Makefile to compile java programs

The following is the makefile to compile java programs:

all: | remove_classes ProxyServer.class

rm -f *.class

javac -nowarn

The order of execution of jobs within the makefile can be normal or we can specify the order. The jobs listed after the pipe (|) are all orderly, as mentioned above.

all: | first second third

Makefile can be executed as:
> make

If target-name is omitted, then the first job is run. So in the first job, we name it as "all" and then there we specified the jobs it should run, along with the order. It is simple to understand that the current make file removes all old class files and then compiles the java program to get the latest class files. Though this is not needed, as javac would update the class files, this simple example helps us to understand "make".

Have fun!

Setting path variables in Linux permanently

Recently I have installed Linux Ubuntu on my laptop on top of Virtual PC. There is a very good post on how to do this at this link:

Then I had installed Eclipse and JAVA 1.5 on the new linux workstation! I wanted to work out a few programs on the linux platform.

When you start the terminal in Ubuntu and type "java -version", it displays the version but as you notice down it is not the Sun HotSpot VM that is running but is the GCJ, a free java compiler which doesnt actually interpret. So you would like to change the system to use the Java VM you installed. For that the obvious way is to change the Path variables for JAVA_HOME and PATH.

You can set a path variable using "export" command as :

export JAVA_HOME=/opt/jdk1.5.0_11
export PATH=$JAVA_HOME/bin:$PATH

When we set PATH variable, we should not forget to append already existing path variables( using :$PATH).

Now when you type "java -version", you can see your Java VM as HotSpot one. But then close the terminal and open it again.

Again try the "java -version", you will find your settings to be gone! What happens is that your settings were temporary and effective only for the terminal window that was launched and path set. In order for the variables to be effective for the user throughout the sessions, you should edit the bashrc script.

You can set environment variables permanently for a given user by changing the bashrc:

>pico ~/.bashrc

This opens the bashrc for you. Paste the two lines of "export" i mentioned earlier. Make sure you give the path of your JDK properly.
Save the changes and exit.

Now type

>source ~/.bashrc

This updates the changes made the new variables have been set. To test your settings you can now type:
"which java" and it should display the path of the java compiler that is being use( the one you set in the bashrc).

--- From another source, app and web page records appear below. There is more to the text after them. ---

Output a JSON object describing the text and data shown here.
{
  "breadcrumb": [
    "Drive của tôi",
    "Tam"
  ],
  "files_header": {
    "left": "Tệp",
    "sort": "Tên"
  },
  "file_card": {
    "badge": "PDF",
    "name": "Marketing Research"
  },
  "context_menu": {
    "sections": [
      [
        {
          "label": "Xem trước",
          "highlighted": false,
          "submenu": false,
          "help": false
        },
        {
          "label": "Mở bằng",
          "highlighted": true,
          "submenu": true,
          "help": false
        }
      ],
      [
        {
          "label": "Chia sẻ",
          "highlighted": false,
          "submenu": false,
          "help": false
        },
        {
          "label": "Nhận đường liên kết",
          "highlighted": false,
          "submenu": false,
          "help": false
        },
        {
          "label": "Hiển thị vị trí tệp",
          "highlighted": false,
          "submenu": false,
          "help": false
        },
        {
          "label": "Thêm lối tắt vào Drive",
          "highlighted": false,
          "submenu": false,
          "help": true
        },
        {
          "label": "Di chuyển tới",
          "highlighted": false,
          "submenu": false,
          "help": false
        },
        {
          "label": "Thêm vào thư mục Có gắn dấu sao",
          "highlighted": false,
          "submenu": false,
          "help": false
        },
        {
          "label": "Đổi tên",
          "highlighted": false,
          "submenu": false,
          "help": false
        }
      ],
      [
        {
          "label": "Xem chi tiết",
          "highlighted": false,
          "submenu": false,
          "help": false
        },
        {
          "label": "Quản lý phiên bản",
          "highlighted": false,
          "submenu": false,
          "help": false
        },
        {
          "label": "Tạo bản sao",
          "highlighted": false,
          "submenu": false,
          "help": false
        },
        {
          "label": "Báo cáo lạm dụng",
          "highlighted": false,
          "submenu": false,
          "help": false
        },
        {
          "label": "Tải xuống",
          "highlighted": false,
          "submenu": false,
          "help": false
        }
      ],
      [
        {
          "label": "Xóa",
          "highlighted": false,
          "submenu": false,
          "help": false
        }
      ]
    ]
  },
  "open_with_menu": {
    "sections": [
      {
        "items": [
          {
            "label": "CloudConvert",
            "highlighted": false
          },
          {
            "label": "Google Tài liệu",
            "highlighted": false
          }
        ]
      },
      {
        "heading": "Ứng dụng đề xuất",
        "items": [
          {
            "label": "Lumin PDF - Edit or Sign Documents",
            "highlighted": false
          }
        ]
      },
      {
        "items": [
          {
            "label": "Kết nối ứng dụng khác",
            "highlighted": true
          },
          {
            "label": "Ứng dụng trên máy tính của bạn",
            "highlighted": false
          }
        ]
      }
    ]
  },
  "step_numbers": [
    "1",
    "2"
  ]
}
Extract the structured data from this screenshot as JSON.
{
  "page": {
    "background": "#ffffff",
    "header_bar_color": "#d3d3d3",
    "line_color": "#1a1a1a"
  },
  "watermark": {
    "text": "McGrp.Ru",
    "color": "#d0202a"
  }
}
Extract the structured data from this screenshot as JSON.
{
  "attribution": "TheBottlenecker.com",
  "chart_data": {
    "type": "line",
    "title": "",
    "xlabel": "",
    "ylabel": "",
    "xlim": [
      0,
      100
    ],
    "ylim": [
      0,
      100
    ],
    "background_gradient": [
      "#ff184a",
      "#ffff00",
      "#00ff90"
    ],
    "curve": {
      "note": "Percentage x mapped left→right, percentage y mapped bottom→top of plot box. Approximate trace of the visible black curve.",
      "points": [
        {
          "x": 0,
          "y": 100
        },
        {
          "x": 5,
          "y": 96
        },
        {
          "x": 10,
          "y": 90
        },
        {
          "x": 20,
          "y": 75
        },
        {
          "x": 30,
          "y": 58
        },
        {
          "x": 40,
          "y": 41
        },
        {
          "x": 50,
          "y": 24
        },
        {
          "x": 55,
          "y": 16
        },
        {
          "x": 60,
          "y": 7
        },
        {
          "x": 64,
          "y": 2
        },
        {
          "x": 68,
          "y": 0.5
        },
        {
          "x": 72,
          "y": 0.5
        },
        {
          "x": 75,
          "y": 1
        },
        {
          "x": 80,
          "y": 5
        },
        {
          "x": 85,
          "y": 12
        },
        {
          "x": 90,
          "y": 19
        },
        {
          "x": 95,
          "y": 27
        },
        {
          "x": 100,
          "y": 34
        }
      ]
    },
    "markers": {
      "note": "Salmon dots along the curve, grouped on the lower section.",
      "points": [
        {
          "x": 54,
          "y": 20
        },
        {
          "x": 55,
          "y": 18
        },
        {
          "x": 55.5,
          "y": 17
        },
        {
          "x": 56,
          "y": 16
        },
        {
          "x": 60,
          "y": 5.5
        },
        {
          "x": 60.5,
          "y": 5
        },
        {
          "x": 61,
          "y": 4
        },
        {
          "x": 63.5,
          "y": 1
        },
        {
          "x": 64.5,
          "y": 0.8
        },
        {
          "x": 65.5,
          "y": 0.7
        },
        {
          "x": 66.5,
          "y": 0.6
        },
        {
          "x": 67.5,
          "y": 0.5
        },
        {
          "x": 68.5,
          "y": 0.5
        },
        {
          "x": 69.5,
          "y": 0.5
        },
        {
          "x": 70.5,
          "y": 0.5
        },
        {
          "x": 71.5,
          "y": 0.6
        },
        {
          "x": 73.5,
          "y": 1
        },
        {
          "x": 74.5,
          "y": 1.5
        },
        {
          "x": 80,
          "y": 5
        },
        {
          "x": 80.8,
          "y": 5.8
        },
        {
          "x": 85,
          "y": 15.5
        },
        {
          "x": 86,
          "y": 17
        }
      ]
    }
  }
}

I am trying to find out how to set variables to reflect on all the user accounts !!! Let me know in case you guys know how to!